Yes, it may be a little of both. Now I may offend some people, but I tend to think that the second question is more of the reason why than the first. The reason behind that statement? Talk to almost anyone (I say almost because you can never make a “blanket statement”) who has led a workshop at an Awana conference on what Awana is doing internationally and see how many people attend those workshops. The numbers are generally a very low percentage of conference attendees. There simply is no apparent interest in what Awana is doing except for the how to run a local club in many cases.
So how can Awana communicate better with the local church/club? How can the story of what God is doing through Awana (domestically and internationally) be told?

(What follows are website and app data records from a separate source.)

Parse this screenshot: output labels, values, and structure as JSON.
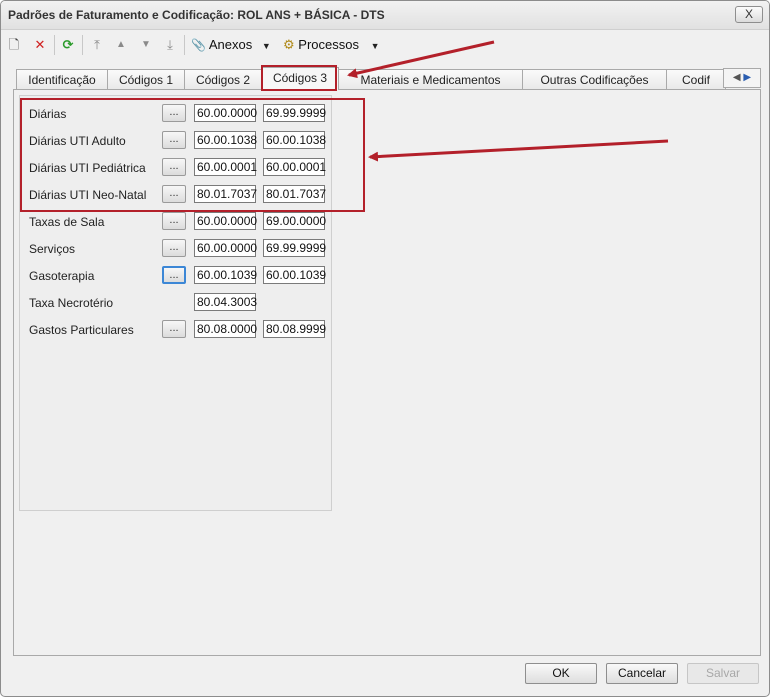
{
  "window": {
    "title": "Padrões de Faturamento e Codificação: ROL ANS + BÁSICA - DTS",
    "close_label": "X"
  },
  "toolbar": {
    "new_icon": "🗋",
    "delete_icon": "✕",
    "refresh_icon": "⟳",
    "first_icon": "⤒",
    "prev_icon": "▲",
    "next_icon": "▼",
    "last_icon": "⤓",
    "attach_icon": "📎",
    "anexos_label": "Anexos",
    "process_icon": "⚙",
    "processos_label": "Processos",
    "caret": "▼"
  },
  "tabs": [
    {
      "label": "Identificação"
    },
    {
      "label": "Códigos 1"
    },
    {
      "label": "Códigos 2"
    },
    {
      "label": "Códigos 3"
    },
    {
      "label": "Materiais e Medicamentos"
    },
    {
      "label": "Outras Codificações"
    },
    {
      "label": "Codif"
    }
  ],
  "tab_scroll": {
    "left": "◀",
    "right": "▶"
  },
  "rows": [
    {
      "label": "Diárias",
      "has_button": true,
      "from": "60.00.0000",
      "to": "69.99.9999"
    },
    {
      "label": "Diárias UTI Adulto",
      "has_button": true,
      "from": "60.00.1038",
      "to": "60.00.1038"
    },
    {
      "label": "Diárias UTI Pediátrica",
      "has_button": true,
      "from": "60.00.0001",
      "to": "60.00.0001"
    },
    {
      "label": "Diárias UTI Neo-Natal",
      "has_button": true,
      "from": "80.01.7037",
      "to": "80.01.7037"
    },
    {
      "label": "Taxas de Sala",
      "has_button": true,
      "from": "60.00.0000",
      "to": "69.00.0000"
    },
    {
      "label": "Serviços",
      "has_button": true,
      "from": "60.00.0000",
      "to": "69.99.9999"
    },
    {
      "label": "Gasoterapia",
      "has_button": true,
      "from": "60.00.1039",
      "to": "60.00.1039"
    },
    {
      "label": "Taxa Necrotério",
      "has_button": false,
      "from": "80.04.3003",
      "to": ""
    },
    {
      "label": "Gastos Particulares",
      "has_button": true,
      "from": "80.08.0000",
      "to": "80.08.9999"
    }
  ],
  "ellipsis_label": "...",
  "buttons": {
    "ok": "OK",
    "cancel": "Cancelar",
    "save": "Salvar"
  },
  "colors": {
    "annotation": "#b3202a",
    "focus": "#3c87d6"
  }
}
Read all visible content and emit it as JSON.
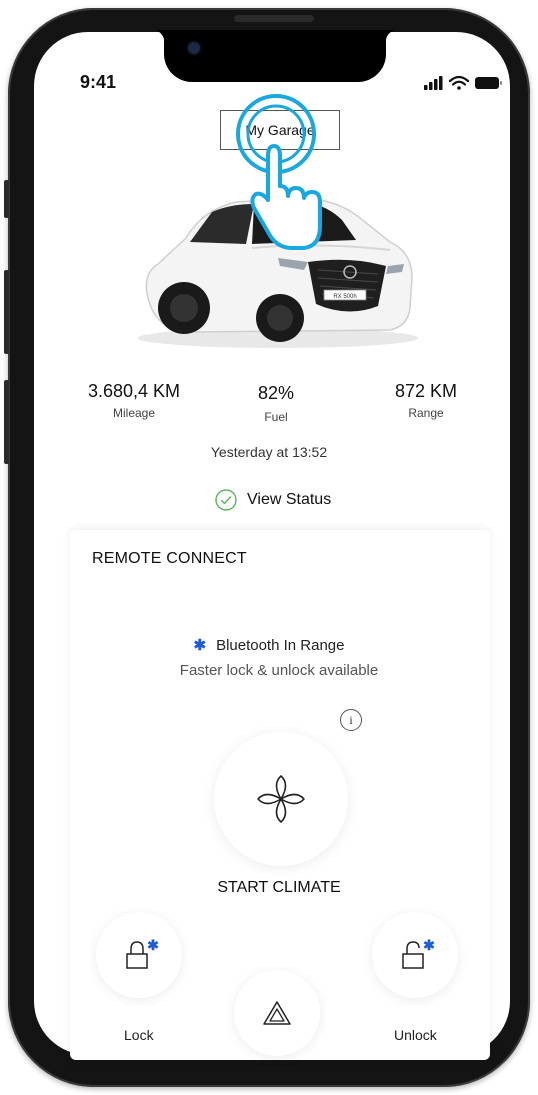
{
  "status_bar": {
    "time": "9:41"
  },
  "header": {
    "garage_label": "My Garage"
  },
  "stats": [
    {
      "value": "3.680,4 KM",
      "label": "Mileage"
    },
    {
      "value": "82%",
      "label": "Fuel"
    },
    {
      "value": "872 KM",
      "label": "Range"
    }
  ],
  "updated": "Yesterday at 13:52",
  "view_status": "View Status",
  "remote": {
    "title": "REMOTE CONNECT",
    "bt_status": "Bluetooth In Range",
    "bt_sub": "Faster lock & unlock available",
    "climate_label": "START CLIMATE",
    "lock_label": "Lock",
    "unlock_label": "Unlock"
  },
  "car_plate": "RX 500h",
  "colors": {
    "accent_blue": "#1f5bd6",
    "check_green": "#5cb85c",
    "tap_cyan": "#19a7e0"
  },
  "icons": [
    "signal-icon",
    "wifi-icon",
    "battery-icon",
    "tap-hand-icon",
    "check-circle-icon",
    "bluetooth-icon",
    "info-icon",
    "fan-icon",
    "lock-icon",
    "unlock-icon",
    "hazard-icon"
  ]
}
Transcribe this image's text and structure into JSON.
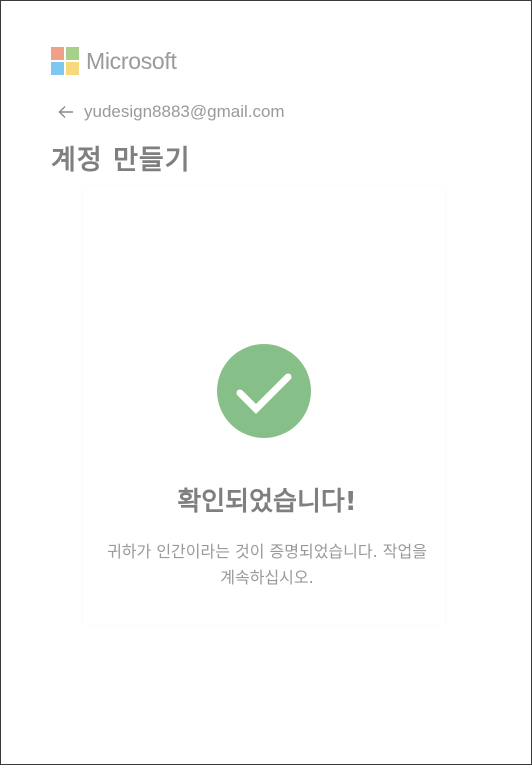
{
  "brand": {
    "name": "Microsoft",
    "logo_colors": [
      "#f0a089",
      "#a6d08c",
      "#7fc7f0",
      "#f7d87a"
    ]
  },
  "account": {
    "email": "yudesign8883@gmail.com",
    "back_icon": "back-arrow-icon"
  },
  "page": {
    "title": "계정 만들기"
  },
  "verification": {
    "icon": "checkmark-icon",
    "icon_color": "#86bf88",
    "title": "확인되었습니다!",
    "message": "귀하가 인간이라는 것이 증명되었습니다. 작업을 계속하십시오."
  }
}
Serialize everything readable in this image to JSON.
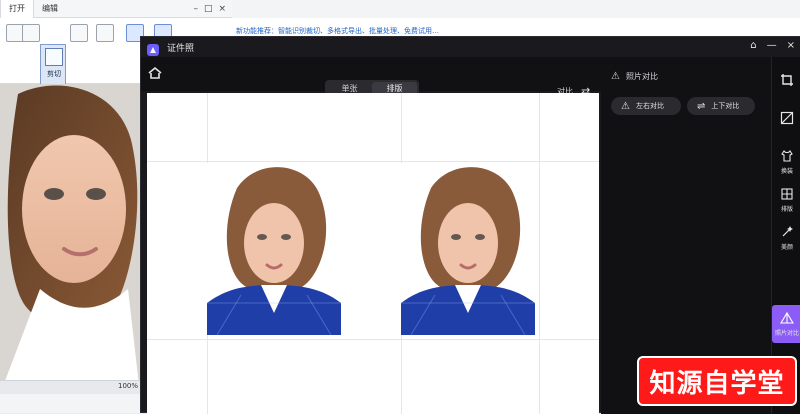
{
  "bg_editor": {
    "tabs": [
      "打开",
      "编辑"
    ],
    "selected_tool": "剪切",
    "blue_text": "新功能推荐：智能识别裁切、多格式导出、批量处理、免费试用…",
    "zoom": "100%"
  },
  "app": {
    "title": "证件照",
    "toolbar": {
      "segments": [
        "单张",
        "排版"
      ],
      "active_segment": 1,
      "compare_label": "对比"
    },
    "right_panel": {
      "title": "照片对比",
      "pill_left": "左右对比",
      "pill_right": "上下对比"
    },
    "sidebar": [
      {
        "icon": "crop-icon",
        "label": ""
      },
      {
        "icon": "background-icon",
        "label": ""
      },
      {
        "icon": "clothes-icon",
        "label": "换装"
      },
      {
        "icon": "layout-grid-icon",
        "label": "排版"
      },
      {
        "icon": "magic-icon",
        "label": "美颜"
      },
      {
        "icon": "compare-icon",
        "label": "照片对比",
        "active": true
      }
    ],
    "colors": {
      "accent": "#8b5cf6",
      "bg": "#1a1a1e",
      "panel": "#111114",
      "watermark_red": "#ff1a1a"
    }
  },
  "watermark": {
    "text": "知源自学堂"
  }
}
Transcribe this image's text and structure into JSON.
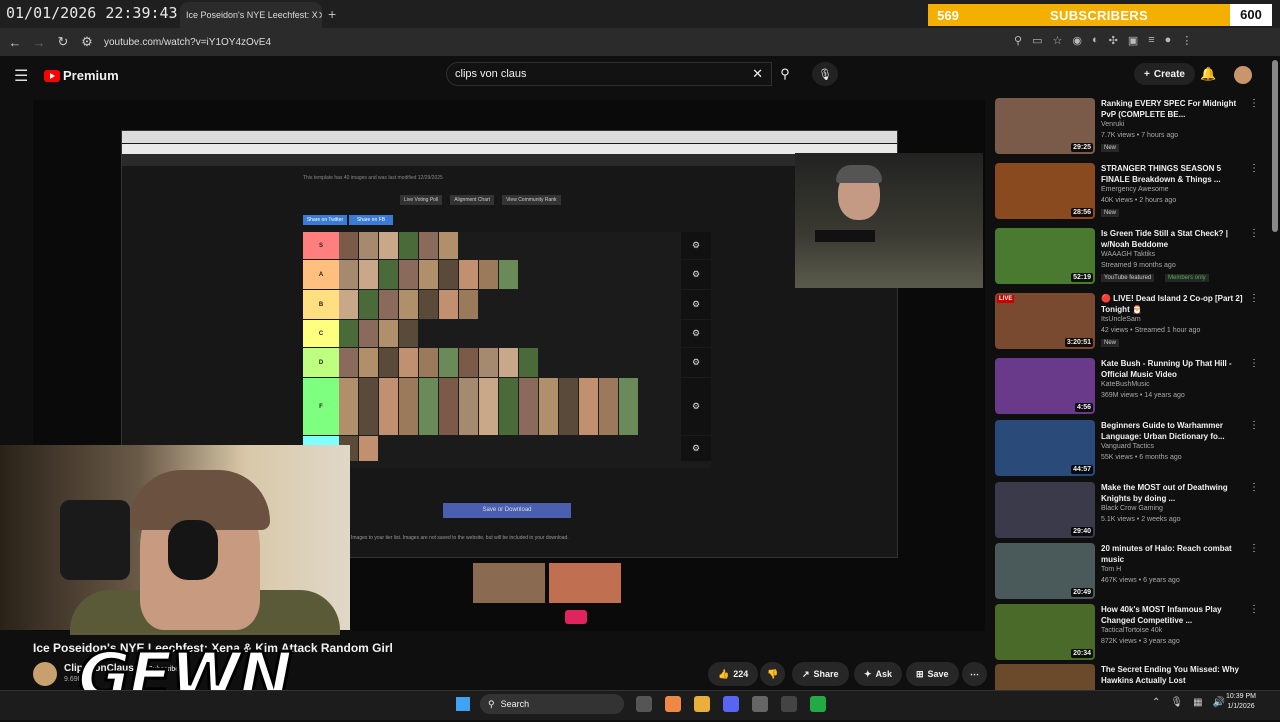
{
  "overlay": {
    "clock": "01/01/2026 22:39:43",
    "subgoal_current": "569",
    "subgoal_label": "SUBSCRIBERS",
    "subgoal_target": "600",
    "subgoal_progress": 0.0,
    "watermark": "GEWN"
  },
  "browser": {
    "tab_title": "Ice Poseidon's NYE Leechfest: X",
    "url": "youtube.com/watch?v=iY1OY4zOvE4"
  },
  "youtube": {
    "brand": "Premium",
    "search_value": "clips von claus",
    "create_label": "Create"
  },
  "embedded": {
    "template_note": "This template has 40 images and was last modified 12/29/2025",
    "btn_live_poll": "Live Voting Poll",
    "btn_alignment": "Alignment Chart",
    "btn_community": "View Community Rank",
    "share_twitter": "Share on Twitter",
    "share_fb": "Share on FB",
    "save_download": "Save or Download",
    "images_note": "Images to your tier list. Images are not saved to the website, but will be included in your download.",
    "tiers": [
      {
        "label": "S",
        "color": "#ff7f7f",
        "count": 6
      },
      {
        "label": "A",
        "color": "#ffbf7f",
        "count": 9
      },
      {
        "label": "B",
        "color": "#ffdf7f",
        "count": 7
      },
      {
        "label": "C",
        "color": "#ffff7f",
        "count": 4
      },
      {
        "label": "D",
        "color": "#bfff7f",
        "count": 10
      },
      {
        "label": "F",
        "color": "#7fff7f",
        "count": 15
      },
      {
        "label": "",
        "color": "#7fffff",
        "count": 2
      }
    ]
  },
  "video": {
    "title": "Ice Poseidon's NYE Leechfest: Xena & Kim Attack Random Girl",
    "channel": "ClipsVonClaus",
    "subs": "9.69K",
    "subscribe": "Subscribe",
    "likes": "224",
    "share": "Share",
    "ask": "Ask",
    "save": "Save"
  },
  "recs": [
    {
      "title": "Ranking EVERY SPEC For Midnight PvP (COMPLETE BE...",
      "channel": "Venruki",
      "meta": "7.7K views • 7 hours ago",
      "badge": "New",
      "dur": "29:25",
      "color": "#7a5a48"
    },
    {
      "title": "STRANGER THINGS SEASON 5 FINALE Breakdown & Things ...",
      "channel": "Emergency Awesome",
      "meta": "40K views • 2 hours ago",
      "badge": "New",
      "dur": "28:56",
      "color": "#8a4a20"
    },
    {
      "title": "Is Green Tide Still a Stat Check? | w/Noah Beddome",
      "channel": "WAAAGH Taktiks",
      "meta": "Streamed 9 months ago",
      "badge": "YouTube featured",
      "badge2": "Members only",
      "dur": "52:19",
      "color": "#4a7a30"
    },
    {
      "title": "🔴 LIVE! Dead Island 2 Co-op [Part 2] Tonight 🎅",
      "channel": "ItsUncleSam",
      "meta": "42 views • Streamed 1 hour ago",
      "badge": "New",
      "dur": "3:20:51",
      "live": "LIVE",
      "color": "#7a4a30"
    },
    {
      "title": "Kate Bush - Running Up That Hill - Official Music Video",
      "channel": "KateBushMusic",
      "meta": "369M views • 14 years ago",
      "dur": "4:56",
      "color": "#6a3a8a"
    },
    {
      "title": "Beginners Guide to Warhammer Language: Urban Dictionary fo...",
      "channel": "Vanguard Tactics",
      "meta": "55K views • 6 months ago",
      "dur": "44:57",
      "color": "#2a4a7a"
    },
    {
      "title": "Make the MOST out of Deathwing Knights by doing ...",
      "channel": "Black Crow Gaming",
      "meta": "5.1K views • 2 weeks ago",
      "dur": "29:40",
      "color": "#3a3a4a"
    },
    {
      "title": "20 minutes of Halo: Reach combat music",
      "channel": "Tom H",
      "meta": "467K views • 6 years ago",
      "dur": "20:49",
      "color": "#4a5a5a"
    },
    {
      "title": "How 40k's MOST Infamous Play Changed Competitive ...",
      "channel": "TacticalTortoise 40k",
      "meta": "872K views • 3 years ago",
      "dur": "20:34",
      "color": "#4a6a2a"
    },
    {
      "title": "The Secret Ending You Missed: Why Hawkins Actually Lost",
      "channel": "",
      "meta": "",
      "dur": "",
      "color": "#6a4a2a"
    }
  ],
  "taskbar": {
    "search": "Search",
    "time": "10:39 PM",
    "date": "1/1/2026"
  }
}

And how does Awana get churches/clubs to see and catch the vision of reaching more children? Please share any thoughts you may have on this below.
Let me add a third problem with Awana…. children were being left out. Imagine holding your gametime in a fenced in area, much like a school playground, and standing outside the fence looking in were a myriad of children, or even just one child, looking in, longing to be a part. Hard to imagine, isn’t it? Yet it was reality in parts of the world as clubs could not allow children in to hear the Gospel because of lack of supplies, funds, etc.
What would you do if you saw children standing outside your Awana club wanting to join in? Would you keep them out, or would you welcome them in and worry about finances, materials, etc. later?
I know what I would do. It would break my heart to see a child excluded and I would do whatever I could to have them be a part and hear the Gospel. That was the biggest problem of Awana, both domestically and internationally. There were children being excluded because of man-made barriers. How can we say we want to reach children and youth to come to know, love, and serve the Lord Jesus, when they’ve been “locked out”? You can’t. So with the problem comes a solution.
That’s what will be shared over the next few weeks as Awana prepares to publicly announce their plans to re-align the message with the mission. To reach all children to come to know, love, and serve the Lord Jesus.
And yes, I asked the one question that is probably forefront in your mind. “How will this announcement, and plan, affect my Awana club?” It won’t. The local club will continue to be supported as it is now. The current club model is not slated for extinction because it is one tool that has worked, and still works, effectively having a great impact on many children, youth and adults. Why discard something that works effectively for many? You can enter the 2014-15 year knowing that Awana Clubs will continue to be an effective tool to reach children to come to know, love and serve the Lord Jesus, with modifications to the Ultimate Adventure and Trek as noted earlier this year.
Continue to follow our tweets using the hashtag #Awana14Launch to keep up to date on what we are learning and to keep up to date as more information becomes available over the next few weeks.